I remember snapshots from the week - the day-long climbs up rolling hills that resembled those in "The Sound of Music", the beautiful nights around a campfire, looking up at the stars and singing "Amazing Grace" to a multitude of tunes. I remember the attempted bath in a frosty stream, followed by the decision that I was not really that dirty. I remember the surprise I felt when I tasted how delicious pancakes and spam could actualIy be. I remember the night my good friend began to show signs of hypothermia, and the relief that she had by cuddling up with another friend in the sleeping bag. I remember trying to repel down the side of a cliff and crying the whole way down, while my Rambo youth minister yelled, "looking good!" at me. I remember putting my foot into a snow bank and sinking into waist-deep snow. This was followed by my brother yelling for help, "somebody come help my sister!" I remember the last day of climbing as we finally reached the summit. We sat on the top and sang, "the greatest high you'll ever feel is on a lonely mountain . . . oh, Lord you are my first love." (It was youth group in the 80's, people.) The view was beautiful. I will never forget it.

I saved a rock from the summit. I still have it among my keepsakes and my life souvenirs. I found that rock today as I was cleaning out some drawers. It meant a lot to me today as I face a new adventure.

I am writing a book. It will be called, "Life's Too Short to Miss the Big Picture - For Moms". My book will come out in May of 2012, in time for Mother's Day. The contract from the publisher came in the mail today. I admit, I am nervous. In fact, when the publishing company made contact with me, my inclination was to decline. I was honored, don't get me wrong. But then the self-doubt kicked in. What if I cannot do it? Maybe this one is just too big. But, in a leap of faith, I said yes. Michael also reassured me that I would not, in fact, run out of words.

Today, as I hold the contract from the publishing company in my hands, I am excited and anxious and a bundle of a lot of other emotions too. It's a big, new adventure.
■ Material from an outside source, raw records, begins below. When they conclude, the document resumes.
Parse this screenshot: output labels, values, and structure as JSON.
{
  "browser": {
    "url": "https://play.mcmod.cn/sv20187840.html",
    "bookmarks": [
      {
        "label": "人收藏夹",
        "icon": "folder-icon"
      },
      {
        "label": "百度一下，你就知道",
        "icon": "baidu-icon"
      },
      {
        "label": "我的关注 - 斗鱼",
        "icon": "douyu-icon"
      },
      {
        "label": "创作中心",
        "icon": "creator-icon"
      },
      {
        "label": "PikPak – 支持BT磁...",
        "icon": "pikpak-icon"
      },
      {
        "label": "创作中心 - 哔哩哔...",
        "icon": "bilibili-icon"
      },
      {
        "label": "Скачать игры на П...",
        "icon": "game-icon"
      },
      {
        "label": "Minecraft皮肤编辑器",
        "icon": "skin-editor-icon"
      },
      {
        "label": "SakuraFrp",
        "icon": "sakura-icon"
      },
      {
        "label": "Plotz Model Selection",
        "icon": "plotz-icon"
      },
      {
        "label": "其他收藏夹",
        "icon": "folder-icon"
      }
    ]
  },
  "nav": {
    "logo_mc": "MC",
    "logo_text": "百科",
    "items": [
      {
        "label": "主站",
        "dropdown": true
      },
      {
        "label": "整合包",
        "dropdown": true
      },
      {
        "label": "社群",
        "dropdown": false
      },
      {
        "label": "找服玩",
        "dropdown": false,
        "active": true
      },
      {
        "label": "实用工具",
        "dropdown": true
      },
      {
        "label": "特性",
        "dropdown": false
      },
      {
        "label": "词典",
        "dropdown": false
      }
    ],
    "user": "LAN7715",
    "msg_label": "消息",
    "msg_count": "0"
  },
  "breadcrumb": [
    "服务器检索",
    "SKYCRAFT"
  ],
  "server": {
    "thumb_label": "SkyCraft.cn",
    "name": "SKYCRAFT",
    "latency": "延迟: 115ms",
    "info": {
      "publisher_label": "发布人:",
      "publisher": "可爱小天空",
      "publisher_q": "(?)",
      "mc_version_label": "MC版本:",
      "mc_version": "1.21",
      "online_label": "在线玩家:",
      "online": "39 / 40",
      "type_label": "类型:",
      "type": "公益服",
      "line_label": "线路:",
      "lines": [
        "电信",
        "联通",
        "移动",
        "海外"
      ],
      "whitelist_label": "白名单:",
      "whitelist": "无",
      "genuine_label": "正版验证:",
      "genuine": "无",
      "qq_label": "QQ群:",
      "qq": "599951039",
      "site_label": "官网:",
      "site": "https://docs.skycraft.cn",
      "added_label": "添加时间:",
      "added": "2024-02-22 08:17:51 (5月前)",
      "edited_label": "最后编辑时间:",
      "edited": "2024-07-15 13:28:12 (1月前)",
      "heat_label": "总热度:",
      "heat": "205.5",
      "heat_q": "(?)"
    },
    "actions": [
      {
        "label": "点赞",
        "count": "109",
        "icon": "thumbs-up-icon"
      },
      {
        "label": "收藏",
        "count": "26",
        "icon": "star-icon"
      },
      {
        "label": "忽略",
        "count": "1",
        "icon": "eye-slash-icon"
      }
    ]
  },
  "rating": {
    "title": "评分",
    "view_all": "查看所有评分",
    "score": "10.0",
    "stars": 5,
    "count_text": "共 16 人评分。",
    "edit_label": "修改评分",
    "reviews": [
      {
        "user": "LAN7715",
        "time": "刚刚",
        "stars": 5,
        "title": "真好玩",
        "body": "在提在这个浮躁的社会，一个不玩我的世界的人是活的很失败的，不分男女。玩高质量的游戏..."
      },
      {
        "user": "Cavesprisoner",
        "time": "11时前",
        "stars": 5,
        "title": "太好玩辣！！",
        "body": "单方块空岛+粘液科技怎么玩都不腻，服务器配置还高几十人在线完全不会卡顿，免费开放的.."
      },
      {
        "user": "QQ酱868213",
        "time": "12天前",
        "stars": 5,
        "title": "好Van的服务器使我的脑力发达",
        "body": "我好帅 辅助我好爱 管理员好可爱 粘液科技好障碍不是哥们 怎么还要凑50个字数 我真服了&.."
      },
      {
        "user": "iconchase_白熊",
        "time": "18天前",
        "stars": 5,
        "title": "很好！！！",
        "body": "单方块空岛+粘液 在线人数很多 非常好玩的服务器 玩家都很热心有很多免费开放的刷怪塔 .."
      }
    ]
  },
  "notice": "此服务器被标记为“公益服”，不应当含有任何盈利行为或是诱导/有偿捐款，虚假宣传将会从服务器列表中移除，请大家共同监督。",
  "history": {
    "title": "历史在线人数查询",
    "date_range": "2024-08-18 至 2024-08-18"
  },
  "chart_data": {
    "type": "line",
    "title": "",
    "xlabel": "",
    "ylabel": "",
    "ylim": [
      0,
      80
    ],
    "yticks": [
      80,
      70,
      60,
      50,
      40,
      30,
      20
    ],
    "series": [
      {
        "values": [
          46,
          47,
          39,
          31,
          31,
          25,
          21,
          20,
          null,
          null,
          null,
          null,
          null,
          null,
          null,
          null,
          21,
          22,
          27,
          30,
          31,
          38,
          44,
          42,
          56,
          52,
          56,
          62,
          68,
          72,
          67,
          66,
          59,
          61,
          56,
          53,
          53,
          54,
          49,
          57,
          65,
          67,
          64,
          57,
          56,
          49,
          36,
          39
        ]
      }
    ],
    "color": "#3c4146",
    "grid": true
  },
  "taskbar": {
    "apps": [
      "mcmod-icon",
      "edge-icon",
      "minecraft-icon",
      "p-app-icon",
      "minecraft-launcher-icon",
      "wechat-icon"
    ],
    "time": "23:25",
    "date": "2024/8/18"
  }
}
So, as I cleaned house this afternoon, I brought my nearly-25-year-old summit rock out of the drawer to remind me what I am capable of. To inspire me.

It's a new adventure. And this time, I am ready!